August is Goat Cheese Month. I know; I’m drooling too. I remember going to restaurants as a kid and getting excited if they had something on the menu with goat cheese because it was a special treat. More recently people seem to have given in to the creamy, silky tang of goat cheese and I see it everywhere. The little kid in me is thrilled. Apparently, there is a very scientific reason why August is Goat Cheese Month. For starters, goat cheese is at its peak when it hasn’t aged much so the goat cheese in August tends to be ideal. If it was made in the spring then it is only a couple of months old. Less scientific and a little more common sense, August is hot. Here in the Midwest it is the worst. And no one wants to eat heavy, hot food in that heat, however a nice light spinach salad with maybe a couple of nuts, some fruit, vinaigrette, topped off with goat cheese sounds delicious and refreshing. More fun science, apparently goat cheese has more Vitamin A and Vitamin D than cow or sheep’s milk cheeses. So it’s really good for you too! And lastly, August is a great month to celebrate goat cheese because it pairs beautifully with the types of beers you want to drink when it’s that hot. It is actually recommended to pair goat cheese with pilsners, wheat beers, and summer ales. It also goes well with a Sauvignon Blanc or a young Chardonnay that hasn’t been anywhere near an oak barrel.
In honor of the excitement I’m feeling about Goat Cheese month here are a couple of recipes that celebrate more unique ways to incorporate goat cheese into your menu and your life. As exciting as it is on pizza and salads and crusty French breads (and it is exciting, delicious too) these recipes really showcase the versatility of this wonderful food.
Smoked Salmon, Goat Cheese, and Fresh Dill Frittata
Because smoked salmon is delicious, goat cheese is creamy, and dill pairs beautifully with eggs. Plus who doesn’t love a good frittata?
2 ½ C shredded, peeled baking potato
¼ t salt
¼ t pepper
6 large egg whites
2 large eggs
½ C (2oz) crumbled goat cheese
3 oz thinly sliced smoked salmon, cut into ¼” strips
1 T chopped fresh dill
Preheat oven to 350 degrees.
Heat a large nonstick skillet, coated with cooking spray, over medium-high heat. Add potato; sauté 5 minutes or until golden brown. Sprinkle with salt and pepper.
Combine egg whites, eggs, goat cheese, and smoked salmon in a medium bowl and stir well with a whisk. Spread the egg mixture evenly over the potato in the skillet and cook 2 minutes or until edges are set and bottom is lightly browned. Sprinkle the top with dill.
Bake at 350 for 5 minutes. Broil 3 minutes or until center is set. Carefully loosen frittata from skillet with a spatula; gently slide frittata onto a platter. Devour immediately.

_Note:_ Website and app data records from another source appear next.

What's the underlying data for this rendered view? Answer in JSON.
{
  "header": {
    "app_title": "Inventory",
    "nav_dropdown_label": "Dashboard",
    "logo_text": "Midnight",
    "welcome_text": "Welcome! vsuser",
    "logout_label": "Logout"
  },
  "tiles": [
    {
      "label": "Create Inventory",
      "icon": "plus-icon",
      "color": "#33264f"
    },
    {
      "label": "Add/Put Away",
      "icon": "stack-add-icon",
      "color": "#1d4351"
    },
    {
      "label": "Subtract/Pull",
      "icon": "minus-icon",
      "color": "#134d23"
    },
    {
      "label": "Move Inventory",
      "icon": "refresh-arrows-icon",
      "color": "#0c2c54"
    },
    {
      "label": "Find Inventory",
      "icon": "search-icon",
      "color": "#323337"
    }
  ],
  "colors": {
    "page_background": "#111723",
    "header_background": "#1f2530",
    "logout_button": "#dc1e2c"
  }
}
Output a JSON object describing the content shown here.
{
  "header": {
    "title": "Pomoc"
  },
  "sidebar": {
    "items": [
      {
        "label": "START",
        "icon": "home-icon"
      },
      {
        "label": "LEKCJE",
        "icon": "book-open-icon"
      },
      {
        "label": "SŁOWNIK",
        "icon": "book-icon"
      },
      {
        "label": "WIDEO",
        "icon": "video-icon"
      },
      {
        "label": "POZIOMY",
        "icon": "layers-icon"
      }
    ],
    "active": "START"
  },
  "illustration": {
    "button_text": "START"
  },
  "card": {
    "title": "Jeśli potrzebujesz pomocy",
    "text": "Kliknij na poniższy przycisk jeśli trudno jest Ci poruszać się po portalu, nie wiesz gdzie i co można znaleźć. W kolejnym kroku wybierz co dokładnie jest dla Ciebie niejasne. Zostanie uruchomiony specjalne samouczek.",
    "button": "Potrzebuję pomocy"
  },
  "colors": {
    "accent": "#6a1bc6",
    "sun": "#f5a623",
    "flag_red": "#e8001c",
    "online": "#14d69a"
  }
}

Chocolate Fudge Goat Cheese Ice Cream
This tastes like chocolate cheesecake, is decadent, is surprisingly easy to make, and lets you have goat cheese for dessert!
8 oz goat cheese
2 C heavy cream
2 C whole milk
¾ C sugar
1/3 C unsweetened cocoa powder
1 T corn syrup
2 oz milk chocolate, chopped
Ganache fudge chunk:
8 oz semi-sweet chocolate
¾ C heavy cream
Allow the goat cheese to sit at room temperature for an hour or two so it softens. Once it’s soft, add it to a large bowl and whisk it until it’s somewhat creamy. This will take a few minutes.
Add the heavy cream, milk, cocoa and corn syrup to a large saucepan and heat over a medium heat. Whisk constantly until the sugar dissolves and the mixture comes to a boil, then reduce the heat to low. Whisk in the chopped chocolate and remove it from the heat. Pour it over the goat cheese while whisking. Whisk until the goat cheese melts completely into the cream, about 5 minutes. Place the bowl in the fridge to chill for an hour or two.
In the meantime make the chocolate ganache. Add the chocolate to a large bowl. Heat the heavy cream over medium-low heat until it is just bubbling along the edges. Pour it over the chocolate and let it sit for 1 minute. Then whisk continuously until a thick ganache forms. Press a piece of plastic wrap directly onto the top of the ganache and refrigerate until thick and chilled, about an hour.
Remove the ice cream base from the fridge and churn according to your ice cream maker directions. During the last 5 minutes, remove ganache from the fridge and spoon chunks of it into the ice cream. Pour the ice cream into a freezer safe container and add a few more ganache spoonfuls where ever you wish. Cover and freeze for 4 to 6 hours before serving.